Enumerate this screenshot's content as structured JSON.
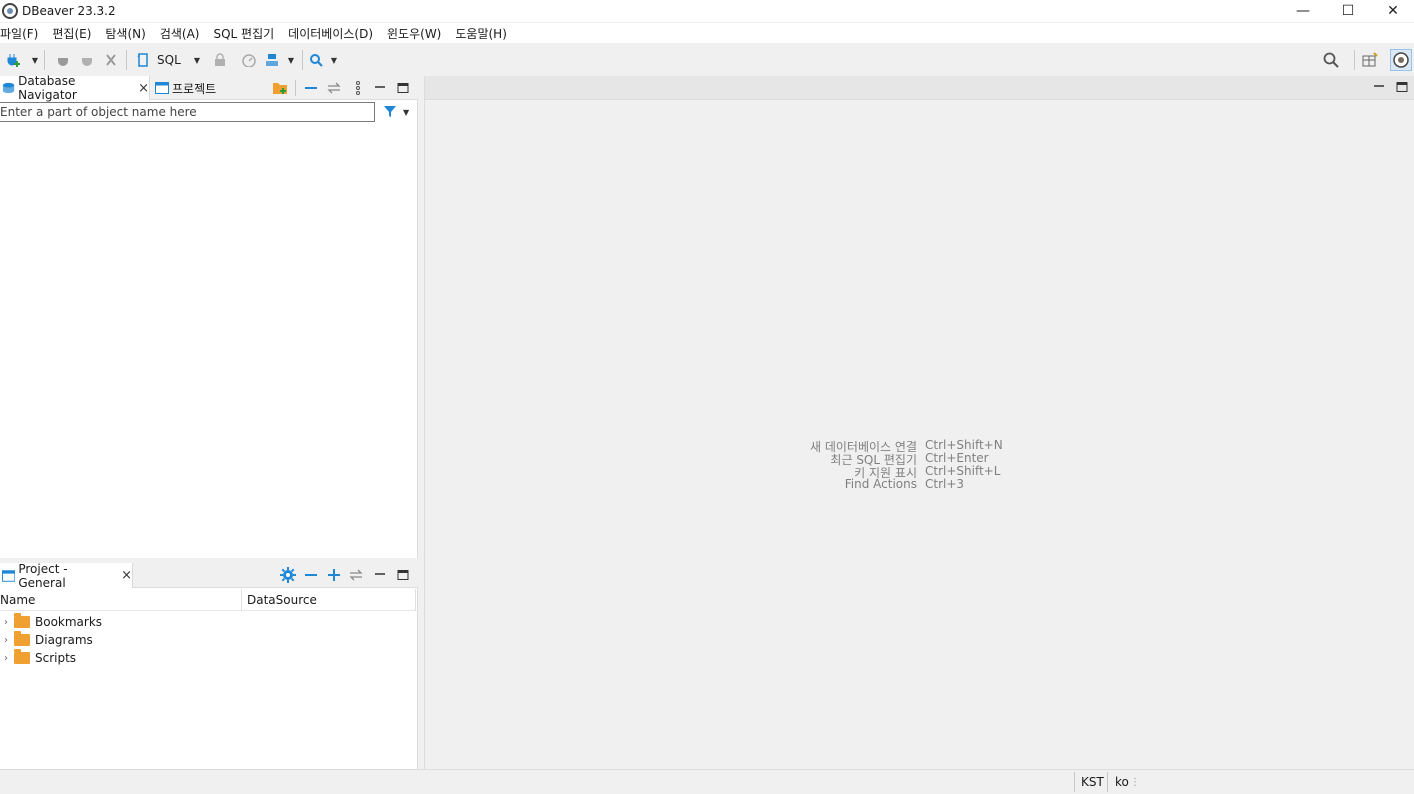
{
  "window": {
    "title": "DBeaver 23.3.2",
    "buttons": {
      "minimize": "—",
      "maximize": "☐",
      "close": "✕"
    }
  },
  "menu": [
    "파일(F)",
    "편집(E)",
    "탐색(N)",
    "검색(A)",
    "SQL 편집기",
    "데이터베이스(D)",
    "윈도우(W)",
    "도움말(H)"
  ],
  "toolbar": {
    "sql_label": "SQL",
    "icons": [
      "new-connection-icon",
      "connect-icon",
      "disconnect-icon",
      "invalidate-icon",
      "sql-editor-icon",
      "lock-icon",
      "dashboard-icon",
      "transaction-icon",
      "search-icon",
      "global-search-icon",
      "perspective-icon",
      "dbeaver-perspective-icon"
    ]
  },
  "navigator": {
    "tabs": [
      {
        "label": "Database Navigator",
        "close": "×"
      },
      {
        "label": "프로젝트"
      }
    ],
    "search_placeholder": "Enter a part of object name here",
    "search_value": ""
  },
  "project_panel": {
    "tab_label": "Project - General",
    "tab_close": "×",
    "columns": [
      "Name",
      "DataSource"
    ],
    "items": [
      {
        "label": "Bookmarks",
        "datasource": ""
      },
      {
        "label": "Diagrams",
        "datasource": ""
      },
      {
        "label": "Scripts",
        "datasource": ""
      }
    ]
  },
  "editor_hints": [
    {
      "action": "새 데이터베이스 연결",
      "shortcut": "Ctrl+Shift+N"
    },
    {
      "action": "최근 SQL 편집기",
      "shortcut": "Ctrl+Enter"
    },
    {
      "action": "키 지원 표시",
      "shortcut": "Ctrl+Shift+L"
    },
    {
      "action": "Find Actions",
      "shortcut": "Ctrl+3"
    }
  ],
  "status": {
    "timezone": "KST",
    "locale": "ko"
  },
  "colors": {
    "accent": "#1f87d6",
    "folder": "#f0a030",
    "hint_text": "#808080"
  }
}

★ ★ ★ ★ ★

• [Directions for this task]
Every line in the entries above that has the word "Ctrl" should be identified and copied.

• [Task answer]
      "shortcut": "Ctrl+Shift+N"
      "shortcut": "Ctrl+Enter"
      "shortcut": "Ctrl+Shift+L"
      "shortcut": "Ctrl+3"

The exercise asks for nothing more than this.